 Jet magazine was founded in 1951. In 1955, its graphic coverage of Emmett Till’s murder catapulted its readership, and the magazine became known for chronicling the Civil Rights Movement. All this came swaddled in heavy layers of Negro firsts, Negro Hollywood,  and general Negro bougie news. I’m sure my grandmother was reading Jet — and probably subscribing to it — by 1961. What did she think when she saw her father, whom she only met once, lauded in its pages?

Births Deaths Marriages, Education, Migration, Newspaper Articles, North Carolina, Other Documents, Paternal Kin

The rise of the Grand Chancellor; or “There was something unusual in that green looking country boy.”

In which the Indianapolis Freeman enlightens us regarding Joseph H. Ward‘s journey from Wilson, North Carolina, to Naptown:

Joseph H Ward Grand Chancellor Ind Freeman 7 22 1899

Joseph Ward early years 7 22 1899 Ind Freeman_Page_1

Joseph Ward early years 7 22 1899 Ind Freeman_Page_2

Joseph Ward early years 7 22 1899 Ind Freeman_Page_3

Indianapolis Freeman, 22 July 1899.

A few notes:
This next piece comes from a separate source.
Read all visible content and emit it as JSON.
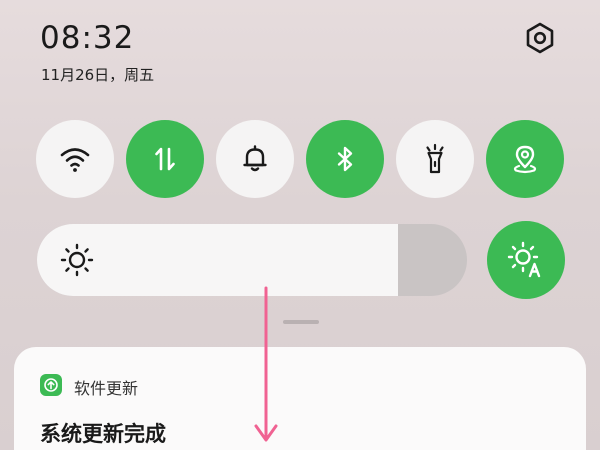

  • Joseph Ward’s mother might have been too poor to send him to school, but his father Napoleon Hagans, had he chosen to acknowledge him, certainly could have, as he sent his “legitimate” sons to Howard University.
  • The school in LaGrange at which he worked was most likely Davis Military Academy:  “By 1880 a second school for boys … Davis Military Academy, was founded by Colonel Adam C. Davis. “School Town” became La Grange’s nickname as the military school would eventually have an enrollment of 300 students from every state and even some foreign countries. The school also had a band, the only cadet orchestra in the country during that time. The school prospered, but an outbreak of meningitis closed it in 1889.”
  • Dr. George Hasty was a founder of the Physio-Medical College of Indianapolis, which Joseph Ward later attended.
  • Joseph graduated from High School No. 1, later known as Shortridge, an integrated institution.
  • A “tour of the south”? Really?
  • Do student records exist from the Physio-Medical College? The school closed in 1909.
  • Joseph’s first wife was Mamie I. Brown, an Indiana-born teacher. The 20 October 1900 issue of the Indianapolis Recorder reported: “Mrs. Mamie Ward, through her attorney O.V. Royal, was granted a divorce from her husband, Dr. J.H. Ward, in the Superior Court no. 1, and her maiden name was restored. Both parties are well known in society circles.” Four years later, Joseph married Zella Locklear.